The 2018 Farm Bill contains substantial enhancements for land conservation which will likely benefit the Chesapeake watershed.  (Photo: Chesapeake Bay Program)

The 2018 Farm Bill, enacted in December, sets out five year funding for a wide range of federal programs. From a Chesapeake conservation perspective this is good news.

Chesapeake Bay Commission Executive Director Ann Swanson and Pennsylvania Director Marel King reported on the new Farm Bill and other federal topics at last week’s meeting of the Chesapeake Bay Program Principals Staff Committee. Here are a few highlights of their report on the Farm Bill’s benefits for conservation (note all numbers are national totals):

  • Regional Conservation Partnership Program (RCPP): The authorized mandatory funding level increased from $100 million per year to $300 million per year, split between two funding pools (State and Critical Conservation Areas). With the Chesapeake as a Critical Conservation Area, this is expected to bring increases in land conservation funding for the watershed.
  • Agricultural Conservation Easement Program (ACEP): Funding for conservation easements is raised to $450 million per year, a $2 billion increase over ten years.
  • Conservation Reserve Program (CRP)/Conservation Reserve Enhancement Program (CREP): The acreage cap on participating lands is raised, effectively increasing available funding. Management payments for maintaining and enhancing riparian buffers will now be at up to 100% of costs.
  • Environmental Quality Incentives Program (EQIP): Funding increases from $1.75 billion (2019) to $2.025 billion (2023). States may identify up to ten most effective conservation practices to receive 90% cost share.
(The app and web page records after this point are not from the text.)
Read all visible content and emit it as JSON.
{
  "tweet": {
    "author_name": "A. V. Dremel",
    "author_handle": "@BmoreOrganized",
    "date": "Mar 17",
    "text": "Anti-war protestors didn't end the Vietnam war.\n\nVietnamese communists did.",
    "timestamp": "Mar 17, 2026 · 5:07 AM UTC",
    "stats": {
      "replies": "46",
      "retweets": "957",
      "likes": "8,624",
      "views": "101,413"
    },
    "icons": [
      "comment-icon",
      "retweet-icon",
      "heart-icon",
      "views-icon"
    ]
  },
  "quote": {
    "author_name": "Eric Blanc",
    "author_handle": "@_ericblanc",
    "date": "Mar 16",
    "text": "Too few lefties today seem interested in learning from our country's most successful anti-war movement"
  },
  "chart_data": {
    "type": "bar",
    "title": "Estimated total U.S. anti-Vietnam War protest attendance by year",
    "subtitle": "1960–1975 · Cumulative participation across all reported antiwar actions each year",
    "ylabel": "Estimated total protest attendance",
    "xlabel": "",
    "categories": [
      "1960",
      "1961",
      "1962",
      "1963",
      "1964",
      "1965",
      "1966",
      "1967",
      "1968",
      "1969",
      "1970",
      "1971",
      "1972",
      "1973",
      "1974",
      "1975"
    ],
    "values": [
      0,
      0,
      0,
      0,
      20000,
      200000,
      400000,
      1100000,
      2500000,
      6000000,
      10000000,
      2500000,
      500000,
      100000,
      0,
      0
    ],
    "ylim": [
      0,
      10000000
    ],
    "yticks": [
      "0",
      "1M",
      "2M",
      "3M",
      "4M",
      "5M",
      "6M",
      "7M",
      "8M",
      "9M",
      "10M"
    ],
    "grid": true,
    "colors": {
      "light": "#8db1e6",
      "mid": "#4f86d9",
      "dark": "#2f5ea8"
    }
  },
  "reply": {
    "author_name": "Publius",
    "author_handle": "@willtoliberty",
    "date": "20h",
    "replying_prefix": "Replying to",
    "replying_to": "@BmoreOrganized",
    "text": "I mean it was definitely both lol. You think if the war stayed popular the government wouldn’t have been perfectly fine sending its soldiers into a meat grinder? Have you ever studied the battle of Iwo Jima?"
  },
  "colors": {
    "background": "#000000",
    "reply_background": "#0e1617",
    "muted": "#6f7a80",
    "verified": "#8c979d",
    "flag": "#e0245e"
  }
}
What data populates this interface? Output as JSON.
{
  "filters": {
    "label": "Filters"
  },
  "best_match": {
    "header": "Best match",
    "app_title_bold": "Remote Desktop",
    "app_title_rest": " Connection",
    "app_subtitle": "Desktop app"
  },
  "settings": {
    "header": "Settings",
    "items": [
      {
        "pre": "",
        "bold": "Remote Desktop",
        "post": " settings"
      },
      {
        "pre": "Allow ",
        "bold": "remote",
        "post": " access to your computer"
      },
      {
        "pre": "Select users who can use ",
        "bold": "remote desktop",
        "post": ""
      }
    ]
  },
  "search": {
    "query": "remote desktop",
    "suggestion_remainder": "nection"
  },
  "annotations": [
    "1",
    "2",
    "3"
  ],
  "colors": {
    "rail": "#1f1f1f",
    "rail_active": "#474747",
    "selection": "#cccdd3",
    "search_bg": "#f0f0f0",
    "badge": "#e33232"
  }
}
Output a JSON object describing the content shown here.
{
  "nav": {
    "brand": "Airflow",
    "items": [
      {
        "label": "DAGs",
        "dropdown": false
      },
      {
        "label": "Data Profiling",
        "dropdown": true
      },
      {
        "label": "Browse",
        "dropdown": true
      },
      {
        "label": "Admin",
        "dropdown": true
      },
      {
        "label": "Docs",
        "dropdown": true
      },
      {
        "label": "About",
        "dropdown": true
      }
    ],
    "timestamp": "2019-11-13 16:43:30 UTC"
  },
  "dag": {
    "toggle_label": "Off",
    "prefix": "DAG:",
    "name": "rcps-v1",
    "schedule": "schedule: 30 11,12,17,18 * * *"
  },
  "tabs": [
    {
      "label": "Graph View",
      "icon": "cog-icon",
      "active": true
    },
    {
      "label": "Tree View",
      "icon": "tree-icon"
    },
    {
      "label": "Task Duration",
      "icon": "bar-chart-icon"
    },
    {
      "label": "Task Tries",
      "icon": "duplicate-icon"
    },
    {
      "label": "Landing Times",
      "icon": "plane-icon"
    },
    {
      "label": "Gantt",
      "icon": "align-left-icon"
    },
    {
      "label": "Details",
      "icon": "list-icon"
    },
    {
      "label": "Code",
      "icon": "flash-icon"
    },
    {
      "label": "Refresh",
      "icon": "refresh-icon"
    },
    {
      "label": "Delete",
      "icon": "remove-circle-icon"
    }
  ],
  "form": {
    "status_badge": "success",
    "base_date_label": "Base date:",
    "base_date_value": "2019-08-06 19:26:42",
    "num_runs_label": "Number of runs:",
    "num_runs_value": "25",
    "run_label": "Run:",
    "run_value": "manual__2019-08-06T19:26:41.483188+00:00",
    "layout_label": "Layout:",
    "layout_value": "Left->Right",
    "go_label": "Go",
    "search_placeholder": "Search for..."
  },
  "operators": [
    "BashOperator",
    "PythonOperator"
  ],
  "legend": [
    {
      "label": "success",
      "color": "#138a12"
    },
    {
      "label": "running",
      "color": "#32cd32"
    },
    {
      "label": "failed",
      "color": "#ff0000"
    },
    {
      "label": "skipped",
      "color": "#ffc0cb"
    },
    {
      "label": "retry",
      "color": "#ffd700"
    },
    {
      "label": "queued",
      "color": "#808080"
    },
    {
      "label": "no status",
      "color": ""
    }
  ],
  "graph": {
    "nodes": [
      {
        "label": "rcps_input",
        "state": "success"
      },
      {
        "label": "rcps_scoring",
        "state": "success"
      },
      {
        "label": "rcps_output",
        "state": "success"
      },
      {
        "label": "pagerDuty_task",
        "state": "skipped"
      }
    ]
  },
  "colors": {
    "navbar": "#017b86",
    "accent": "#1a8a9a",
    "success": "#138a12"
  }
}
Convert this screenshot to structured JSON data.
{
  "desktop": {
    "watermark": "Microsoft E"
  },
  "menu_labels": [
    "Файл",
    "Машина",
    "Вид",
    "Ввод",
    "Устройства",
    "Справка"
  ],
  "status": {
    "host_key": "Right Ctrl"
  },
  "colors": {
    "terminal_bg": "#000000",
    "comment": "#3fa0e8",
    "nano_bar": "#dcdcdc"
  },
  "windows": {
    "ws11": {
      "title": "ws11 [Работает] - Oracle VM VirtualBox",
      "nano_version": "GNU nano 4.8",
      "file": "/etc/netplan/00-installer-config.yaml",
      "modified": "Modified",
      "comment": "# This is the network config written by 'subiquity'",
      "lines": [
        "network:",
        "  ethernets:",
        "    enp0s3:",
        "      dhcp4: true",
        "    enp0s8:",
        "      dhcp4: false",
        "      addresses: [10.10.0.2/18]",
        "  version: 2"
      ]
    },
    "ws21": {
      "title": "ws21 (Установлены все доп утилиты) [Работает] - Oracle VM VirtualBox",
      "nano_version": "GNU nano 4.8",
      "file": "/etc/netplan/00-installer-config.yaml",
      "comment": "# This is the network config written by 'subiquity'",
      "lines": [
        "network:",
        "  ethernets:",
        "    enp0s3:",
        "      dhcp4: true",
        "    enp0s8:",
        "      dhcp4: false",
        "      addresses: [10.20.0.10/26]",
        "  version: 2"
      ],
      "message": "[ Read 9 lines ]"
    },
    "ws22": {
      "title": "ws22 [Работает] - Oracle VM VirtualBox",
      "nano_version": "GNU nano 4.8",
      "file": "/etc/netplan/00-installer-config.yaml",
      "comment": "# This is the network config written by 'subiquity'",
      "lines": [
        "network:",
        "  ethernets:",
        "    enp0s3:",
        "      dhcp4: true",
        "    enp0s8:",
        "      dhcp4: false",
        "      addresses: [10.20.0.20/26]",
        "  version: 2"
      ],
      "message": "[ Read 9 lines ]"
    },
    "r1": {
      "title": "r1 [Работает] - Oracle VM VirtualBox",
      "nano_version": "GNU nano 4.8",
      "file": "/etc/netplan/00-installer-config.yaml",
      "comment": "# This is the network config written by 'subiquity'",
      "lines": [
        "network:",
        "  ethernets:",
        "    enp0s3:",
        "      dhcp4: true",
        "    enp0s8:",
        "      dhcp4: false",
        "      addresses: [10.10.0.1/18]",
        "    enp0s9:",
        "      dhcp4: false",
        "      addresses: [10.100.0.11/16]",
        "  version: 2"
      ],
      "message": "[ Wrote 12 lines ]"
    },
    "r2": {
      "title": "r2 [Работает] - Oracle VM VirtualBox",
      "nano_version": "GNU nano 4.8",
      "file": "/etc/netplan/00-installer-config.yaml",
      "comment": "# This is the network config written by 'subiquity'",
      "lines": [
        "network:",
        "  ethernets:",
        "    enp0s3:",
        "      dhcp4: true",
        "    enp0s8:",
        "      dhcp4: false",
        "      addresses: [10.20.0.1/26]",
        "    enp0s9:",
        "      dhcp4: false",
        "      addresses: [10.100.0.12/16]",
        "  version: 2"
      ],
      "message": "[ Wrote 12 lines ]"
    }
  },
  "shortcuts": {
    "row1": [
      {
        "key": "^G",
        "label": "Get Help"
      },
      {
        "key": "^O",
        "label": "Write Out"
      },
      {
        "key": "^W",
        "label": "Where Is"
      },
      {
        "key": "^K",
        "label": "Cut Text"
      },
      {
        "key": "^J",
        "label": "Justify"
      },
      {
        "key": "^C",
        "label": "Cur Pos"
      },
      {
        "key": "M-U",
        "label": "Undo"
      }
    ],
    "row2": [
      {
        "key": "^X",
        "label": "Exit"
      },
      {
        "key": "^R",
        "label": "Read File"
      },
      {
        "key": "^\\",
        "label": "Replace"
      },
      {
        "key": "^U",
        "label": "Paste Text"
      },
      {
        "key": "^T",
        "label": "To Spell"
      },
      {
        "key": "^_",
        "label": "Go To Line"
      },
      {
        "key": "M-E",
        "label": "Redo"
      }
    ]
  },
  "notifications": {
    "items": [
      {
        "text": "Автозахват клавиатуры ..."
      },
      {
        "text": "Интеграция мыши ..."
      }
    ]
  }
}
All in all, the Farm Bill is expected to produce conservation dividends for the Chesapeake for the coming years. Details will follow from US Department of Agriculture agencies as program guidance is developed in coming months.